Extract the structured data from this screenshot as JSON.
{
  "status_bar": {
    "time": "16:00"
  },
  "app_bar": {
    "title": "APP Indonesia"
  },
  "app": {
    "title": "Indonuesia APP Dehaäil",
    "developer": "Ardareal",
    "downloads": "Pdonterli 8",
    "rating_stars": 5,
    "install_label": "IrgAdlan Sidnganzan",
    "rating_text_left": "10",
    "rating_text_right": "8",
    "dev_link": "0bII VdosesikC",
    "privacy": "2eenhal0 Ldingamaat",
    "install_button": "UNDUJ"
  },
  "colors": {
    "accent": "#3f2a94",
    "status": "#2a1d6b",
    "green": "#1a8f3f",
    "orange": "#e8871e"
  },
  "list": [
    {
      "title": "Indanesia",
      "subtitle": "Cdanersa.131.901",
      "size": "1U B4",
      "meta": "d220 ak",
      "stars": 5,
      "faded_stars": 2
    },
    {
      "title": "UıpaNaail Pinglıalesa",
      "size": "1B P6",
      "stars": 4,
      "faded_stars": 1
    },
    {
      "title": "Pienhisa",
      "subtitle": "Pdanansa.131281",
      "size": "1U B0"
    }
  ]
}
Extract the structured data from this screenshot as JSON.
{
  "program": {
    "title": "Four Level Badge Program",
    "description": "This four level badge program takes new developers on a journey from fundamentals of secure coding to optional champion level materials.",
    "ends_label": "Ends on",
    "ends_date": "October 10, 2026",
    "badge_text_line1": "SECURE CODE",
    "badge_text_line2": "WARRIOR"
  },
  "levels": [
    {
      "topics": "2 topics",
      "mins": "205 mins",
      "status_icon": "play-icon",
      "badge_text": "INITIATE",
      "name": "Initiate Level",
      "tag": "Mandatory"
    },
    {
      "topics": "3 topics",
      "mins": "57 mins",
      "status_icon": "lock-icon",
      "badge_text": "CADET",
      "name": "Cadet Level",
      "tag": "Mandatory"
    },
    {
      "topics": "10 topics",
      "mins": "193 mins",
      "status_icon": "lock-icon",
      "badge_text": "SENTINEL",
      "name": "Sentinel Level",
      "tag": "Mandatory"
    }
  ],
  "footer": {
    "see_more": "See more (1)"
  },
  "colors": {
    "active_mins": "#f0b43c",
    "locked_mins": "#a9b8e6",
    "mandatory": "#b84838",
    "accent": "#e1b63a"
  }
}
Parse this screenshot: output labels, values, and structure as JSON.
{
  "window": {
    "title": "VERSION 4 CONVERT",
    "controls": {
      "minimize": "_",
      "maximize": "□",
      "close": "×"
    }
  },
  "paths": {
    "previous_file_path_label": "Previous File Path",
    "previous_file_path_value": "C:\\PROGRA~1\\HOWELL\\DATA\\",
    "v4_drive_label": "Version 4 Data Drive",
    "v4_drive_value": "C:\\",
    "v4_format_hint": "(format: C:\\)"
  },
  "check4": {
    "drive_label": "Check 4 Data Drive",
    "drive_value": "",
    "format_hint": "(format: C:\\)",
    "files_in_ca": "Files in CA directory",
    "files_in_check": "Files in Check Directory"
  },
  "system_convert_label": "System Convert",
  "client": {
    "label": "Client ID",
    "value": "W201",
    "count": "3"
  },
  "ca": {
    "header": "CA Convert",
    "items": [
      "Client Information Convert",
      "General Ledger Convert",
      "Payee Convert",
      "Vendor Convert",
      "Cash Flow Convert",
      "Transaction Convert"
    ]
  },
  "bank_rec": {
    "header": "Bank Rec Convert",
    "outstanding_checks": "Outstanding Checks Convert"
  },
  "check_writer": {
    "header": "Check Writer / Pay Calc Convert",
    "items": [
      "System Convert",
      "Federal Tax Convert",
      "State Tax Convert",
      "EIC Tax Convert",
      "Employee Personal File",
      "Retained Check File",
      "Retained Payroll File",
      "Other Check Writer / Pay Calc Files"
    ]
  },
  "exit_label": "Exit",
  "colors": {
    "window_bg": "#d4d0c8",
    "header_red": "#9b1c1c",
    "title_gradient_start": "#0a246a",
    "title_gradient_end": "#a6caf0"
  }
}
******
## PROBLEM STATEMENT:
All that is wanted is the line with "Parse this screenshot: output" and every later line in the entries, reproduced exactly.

## WRITTEN SOLUTION:
Parse this screenshot: output labels, values, and structure as JSON.
{
  "window": {
    "title": "VERSION 4 CONVERT",
    "controls": {
      "minimize": "_",
      "maximize": "□",
      "close": "×"
    }
  },
  "paths": {
    "previous_file_path_label": "Previous File Path",
    "previous_file_path_value": "C:\\PROGRA~1\\HOWELL\\DATA\\",
    "v4_drive_label": "Version 4 Data Drive",
    "v4_drive_value": "C:\\",
    "v4_format_hint": "(format: C:\\)"
  },
  "check4": {
    "drive_label": "Check 4 Data Drive",
    "drive_value": "",
    "format_hint": "(format: C:\\)",
    "files_in_ca": "Files in CA directory",
    "files_in_check": "Files in Check Directory"
  },
  "system_convert_label": "System Convert",
  "client": {
    "label": "Client ID",
    "value": "W201",
    "count": "3"
  },
  "ca": {
    "header": "CA Convert",
    "items": [
      "Client Information Convert",
      "General Ledger Convert",
      "Payee Convert",
      "Vendor Convert",
      "Cash Flow Convert",
      "Transaction Convert"
    ]
  },
  "bank_rec": {
    "header": "Bank Rec Convert",
    "outstanding_checks": "Outstanding Checks Convert"
  },
  "check_writer": {
    "header": "Check Writer / Pay Calc Convert",
    "items": [
      "System Convert",
      "Federal Tax Convert",
      "State Tax Convert",
      "EIC Tax Convert",
      "Employee Personal File",
      "Retained Check File",
      "Retained Payroll File",
      "Other Check Writer / Pay Calc Files"
    ]
  },
  "exit_label": "Exit",
  "colors": {
    "window_bg": "#d4d0c8",
    "header_red": "#9b1c1c",
    "title_gradient_start": "#0a246a",
    "title_gradient_end": "#a6caf0"
  }
}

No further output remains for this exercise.